[Dataset rows for apps and sites]
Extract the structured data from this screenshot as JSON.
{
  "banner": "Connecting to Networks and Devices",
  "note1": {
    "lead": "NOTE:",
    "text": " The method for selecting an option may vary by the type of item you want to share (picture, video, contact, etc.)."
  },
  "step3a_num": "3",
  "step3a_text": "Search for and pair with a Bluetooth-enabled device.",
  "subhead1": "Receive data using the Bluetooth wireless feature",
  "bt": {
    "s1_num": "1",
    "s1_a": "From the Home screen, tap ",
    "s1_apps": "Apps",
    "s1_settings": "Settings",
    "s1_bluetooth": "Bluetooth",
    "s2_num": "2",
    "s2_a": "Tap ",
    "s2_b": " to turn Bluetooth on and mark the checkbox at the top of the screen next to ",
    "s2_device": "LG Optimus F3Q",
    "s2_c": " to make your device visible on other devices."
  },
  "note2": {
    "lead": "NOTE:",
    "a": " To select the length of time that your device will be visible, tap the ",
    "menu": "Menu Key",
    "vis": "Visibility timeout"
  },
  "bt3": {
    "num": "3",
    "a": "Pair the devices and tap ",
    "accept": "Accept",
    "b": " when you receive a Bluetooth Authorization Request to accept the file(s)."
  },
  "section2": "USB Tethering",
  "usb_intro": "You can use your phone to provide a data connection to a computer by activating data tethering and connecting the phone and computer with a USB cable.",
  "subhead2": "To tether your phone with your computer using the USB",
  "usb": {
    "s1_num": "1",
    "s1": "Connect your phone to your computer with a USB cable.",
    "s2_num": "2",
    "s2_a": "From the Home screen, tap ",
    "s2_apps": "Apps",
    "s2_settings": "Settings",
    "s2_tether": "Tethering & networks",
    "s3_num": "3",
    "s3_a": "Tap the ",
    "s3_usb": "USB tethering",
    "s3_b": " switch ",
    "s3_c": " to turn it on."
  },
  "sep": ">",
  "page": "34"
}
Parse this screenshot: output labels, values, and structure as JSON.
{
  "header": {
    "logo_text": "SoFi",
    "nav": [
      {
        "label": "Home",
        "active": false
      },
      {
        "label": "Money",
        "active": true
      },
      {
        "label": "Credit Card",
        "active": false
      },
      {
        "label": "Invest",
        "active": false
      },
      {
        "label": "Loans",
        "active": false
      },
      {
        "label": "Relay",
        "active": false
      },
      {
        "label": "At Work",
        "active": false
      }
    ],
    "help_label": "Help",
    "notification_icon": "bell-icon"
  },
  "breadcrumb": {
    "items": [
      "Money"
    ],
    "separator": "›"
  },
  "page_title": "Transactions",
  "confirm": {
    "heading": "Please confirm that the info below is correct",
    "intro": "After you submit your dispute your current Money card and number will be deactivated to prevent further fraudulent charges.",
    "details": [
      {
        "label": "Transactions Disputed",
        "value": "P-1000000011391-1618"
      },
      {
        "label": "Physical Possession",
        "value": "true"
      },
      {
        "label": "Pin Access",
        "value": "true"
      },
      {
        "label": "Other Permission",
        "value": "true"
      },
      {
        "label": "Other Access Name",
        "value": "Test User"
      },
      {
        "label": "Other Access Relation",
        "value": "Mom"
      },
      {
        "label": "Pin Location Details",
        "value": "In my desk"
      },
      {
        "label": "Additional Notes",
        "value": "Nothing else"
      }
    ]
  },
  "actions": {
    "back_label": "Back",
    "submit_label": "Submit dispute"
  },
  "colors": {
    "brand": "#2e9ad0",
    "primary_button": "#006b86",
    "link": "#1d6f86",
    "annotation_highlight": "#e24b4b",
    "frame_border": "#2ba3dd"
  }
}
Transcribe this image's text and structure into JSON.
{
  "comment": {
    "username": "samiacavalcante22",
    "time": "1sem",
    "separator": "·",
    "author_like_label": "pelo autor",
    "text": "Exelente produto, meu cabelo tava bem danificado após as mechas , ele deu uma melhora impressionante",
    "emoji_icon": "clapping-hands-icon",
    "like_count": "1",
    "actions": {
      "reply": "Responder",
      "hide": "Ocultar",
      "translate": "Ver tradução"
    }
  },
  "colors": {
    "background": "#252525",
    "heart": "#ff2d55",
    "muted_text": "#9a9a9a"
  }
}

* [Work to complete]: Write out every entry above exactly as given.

* [Result of the task]:
Extract the structured data from this screenshot as JSON.
{
  "banner": "Connecting to Networks and Devices",
  "note1": {
    "lead": "NOTE:",
    "text": " The method for selecting an option may vary by the type of item you want to share (picture, video, contact, etc.)."
  },
  "step3a_num": "3",
  "step3a_text": "Search for and pair with a Bluetooth-enabled device.",
  "subhead1": "Receive data using the Bluetooth wireless feature",
  "bt": {
    "s1_num": "1",
    "s1_a": "From the Home screen, tap ",
    "s1_apps": "Apps",
    "s1_settings": "Settings",
    "s1_bluetooth": "Bluetooth",
    "s2_num": "2",
    "s2_a": "Tap ",
    "s2_b": " to turn Bluetooth on and mark the checkbox at the top of the screen next to ",
    "s2_device": "LG Optimus F3Q",
    "s2_c": " to make your device visible on other devices."
  },
  "note2": {
    "lead": "NOTE:",
    "a": " To select the length of time that your device will be visible, tap the ",
    "menu": "Menu Key",
    "vis": "Visibility timeout"
  },
  "bt3": {
    "num": "3",
    "a": "Pair the devices and tap ",
    "accept": "Accept",
    "b": " when you receive a Bluetooth Authorization Request to accept the file(s)."
  },
  "section2": "USB Tethering",
  "usb_intro": "You can use your phone to provide a data connection to a computer by activating data tethering and connecting the phone and computer with a USB cable.",
  "subhead2": "To tether your phone with your computer using the USB",
  "usb": {
    "s1_num": "1",
    "s1": "Connect your phone to your computer with a USB cable.",
    "s2_num": "2",
    "s2_a": "From the Home screen, tap ",
    "s2_apps": "Apps",
    "s2_settings": "Settings",
    "s2_tether": "Tethering & networks",
    "s3_num": "3",
    "s3_a": "Tap the ",
    "s3_usb": "USB tethering",
    "s3_b": " switch ",
    "s3_c": " to turn it on."
  },
  "sep": ">",
  "page": "34"
}
Parse this screenshot: output labels, values, and structure as JSON.
{
  "header": {
    "logo_text": "SoFi",
    "nav": [
      {
        "label": "Home",
        "active": false
      },
      {
        "label": "Money",
        "active": true
      },
      {
        "label": "Credit Card",
        "active": false
      },
      {
        "label": "Invest",
        "active": false
      },
      {
        "label": "Loans",
        "active": false
      },
      {
        "label": "Relay",
        "active": false
      },
      {
        "label": "At Work",
        "active": false
      }
    ],
    "help_label": "Help",
    "notification_icon": "bell-icon"
  },
  "breadcrumb": {
    "items": [
      "Money"
    ],
    "separator": "›"
  },
  "page_title": "Transactions",
  "confirm": {
    "heading": "Please confirm that the info below is correct",
    "intro": "After you submit your dispute your current Money card and number will be deactivated to prevent further fraudulent charges.",
    "details": [
      {
        "label": "Transactions Disputed",
        "value": "P-1000000011391-1618"
      },
      {
        "label": "Physical Possession",
        "value": "true"
      },
      {
        "label": "Pin Access",
        "value": "true"
      },
      {
        "label": "Other Permission",
        "value": "true"
      },
      {
        "label": "Other Access Name",
        "value": "Test User"
      },
      {
        "label": "Other Access Relation",
        "value": "Mom"
      },
      {
        "label": "Pin Location Details",
        "value": "In my desk"
      },
      {
        "label": "Additional Notes",
        "value": "Nothing else"
      }
    ]
  },
  "actions": {
    "back_label": "Back",
    "submit_label": "Submit dispute"
  },
  "colors": {
    "brand": "#2e9ad0",
    "primary_button": "#006b86",
    "link": "#1d6f86",
    "annotation_highlight": "#e24b4b",
    "frame_border": "#2ba3dd"
  }
}
Transcribe this image's text and structure into JSON.
{
  "comment": {
    "username": "samiacavalcante22",
    "time": "1sem",
    "separator": "·",
    "author_like_label": "pelo autor",
    "text": "Exelente produto, meu cabelo tava bem danificado após as mechas , ele deu uma melhora impressionante",
    "emoji_icon": "clapping-hands-icon",
    "like_count": "1",
    "actions": {
      "reply": "Responder",
      "hide": "Ocultar",
      "translate": "Ver tradução"
    }
  },
  "colors": {
    "background": "#252525",
    "heart": "#ff2d55",
    "muted_text": "#9a9a9a"
  }
}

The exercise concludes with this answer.